Jasper ran through the apartment in his Clone Trooper costume and caused the picture to fall off the wall. The glass shattered, shards everywhere. I was annoyed, of course. It was 9PM. He and Livia should have been asleep, but I’d gotten home late, was exhausted, had been running since 7AM when my husband left for work, when I began getting the kids ready for school: out the door, up the street, drop off at school, race home, prepare dinner (for much later), straighten up, in the car, drive to the university, read a few student stories, faculty meeting, lunch with a former student, office hours (“Do I really need to set the scene? It’s just a NY City apartment?” student asks. I give her a curious, I-Can’t-Believe-What-You’re-Asking look and say, “Yes. Yes. You need to set the scene. Watch, smell, taste, touch.”), teach two classes, home again in the car (45 minutes on the LIE), my son’s person-of-the-week project (glue and photos and crayons and glitter) all over the place, cat unfed, apartment a mess, my husband just home too, baby sitter leaves, dinner, baths, (how many months has it been since I’ve written a word of fiction?), Clone Trooper storms the hall, I warn him to be careful, picture falls, glass shards everywhere, I want to scream, think instead of Hilary Stout’s piece in the NYTimes on yelling being the new spanking.

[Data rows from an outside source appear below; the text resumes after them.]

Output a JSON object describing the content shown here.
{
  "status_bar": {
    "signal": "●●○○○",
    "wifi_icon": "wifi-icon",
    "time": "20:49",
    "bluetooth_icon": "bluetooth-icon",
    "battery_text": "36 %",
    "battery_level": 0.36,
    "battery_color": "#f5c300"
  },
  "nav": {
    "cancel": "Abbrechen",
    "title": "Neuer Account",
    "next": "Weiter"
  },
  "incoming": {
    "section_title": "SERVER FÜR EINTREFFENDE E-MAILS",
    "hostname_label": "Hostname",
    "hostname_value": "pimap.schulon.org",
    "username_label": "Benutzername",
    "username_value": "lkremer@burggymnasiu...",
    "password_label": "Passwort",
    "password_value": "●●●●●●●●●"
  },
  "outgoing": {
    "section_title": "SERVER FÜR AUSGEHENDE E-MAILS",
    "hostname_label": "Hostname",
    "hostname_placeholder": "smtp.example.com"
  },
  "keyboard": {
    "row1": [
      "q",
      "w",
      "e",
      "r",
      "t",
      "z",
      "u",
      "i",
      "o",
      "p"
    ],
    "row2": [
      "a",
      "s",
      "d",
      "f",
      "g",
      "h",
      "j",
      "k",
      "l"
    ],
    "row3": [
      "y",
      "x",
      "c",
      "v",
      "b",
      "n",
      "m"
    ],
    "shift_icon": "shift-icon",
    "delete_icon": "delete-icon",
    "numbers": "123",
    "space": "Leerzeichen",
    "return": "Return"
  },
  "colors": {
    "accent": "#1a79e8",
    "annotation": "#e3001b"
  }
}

I pick up the picture of my baby girl, five years old, with her Nonna’s dog in her Nonna’s garden in red and pink, hair in braids with tiny bows, standing before the foxglove, her little haunting wisdom—like those newborn eyes of hers that held mine, latched onto mine as if to say: I am yours; you will take care me, you will love me: commanding, determined eyes. On the wall, I hadn’t looked at the picture in a long time. Now nine, Livia holds onto Jasper; they watch me crouching by all the glass, waiting for my reaction, suspended in…is it fear? “I’m sorry, Mommy,” Jasper says. I’ve gone back: he is a newborn again and Livia is four—a fall afternoon in my mother’s garden. It is all there—the smell of wood smoke, the chill, the crisp sky and lazy clouds—and everything in between. A marvelous compression of time which then, less marvelously, leaps forward five years—Jasper ten, Livia fourteen, almost grown. “We can fix this,” I said, as my husband vacuumed up the glass and I took the children to their beds and read to them from The Magician’s Elephant, Kate Di Camillo’s wonderful new book. And on the street, sixteen stories below, the man who roams our neighborhood most nights chanting HALLELUJAH began his evening song.
I have many stunning students, but every once in a while I read something so terrific it makes me shiver. Adam Bedell’s writing glitters with passion. I love my job at Hofstra University. I adore my students. Working with this quality of prose, I believe there can’t be a better job out there.
From Bedell’s “The Graveyard Lies Like an Inuit”
We had been walking over an eroded bridge in the woods by Shu Swamp. A stream trickled underneath us, a canopy formed above—branches in the night hung like lanky piano fingers. The sky was deep dark blue with white mountain clouds puffing past the moon, sending eclipses of light between the branches of the canopy. I swear I could hear flutes singing in the wind and crickets, crickets, crickets. She nudged her shirt up, enticing me to finish. Her body peered out like moonlight and I shadowed it with lunatic kisses.
After, we floated on our backs in the stream with the bottom of our feet each touching, one pointing to the left, the other to the right. Our knees bended, making an oval between us — a giant womb; I saw Triton rising upward, blowing his wreathed horn, our precious…Lily said something real strange. “If we have enough love, we could raise a god,” then she pushed up out of the stream bed, water dripping down her legs. She pulled a leech off, and I jumped out of the water, panicked—she laughed as we hugged…dripping wet, drops sliding off our bodies and pelting the stream.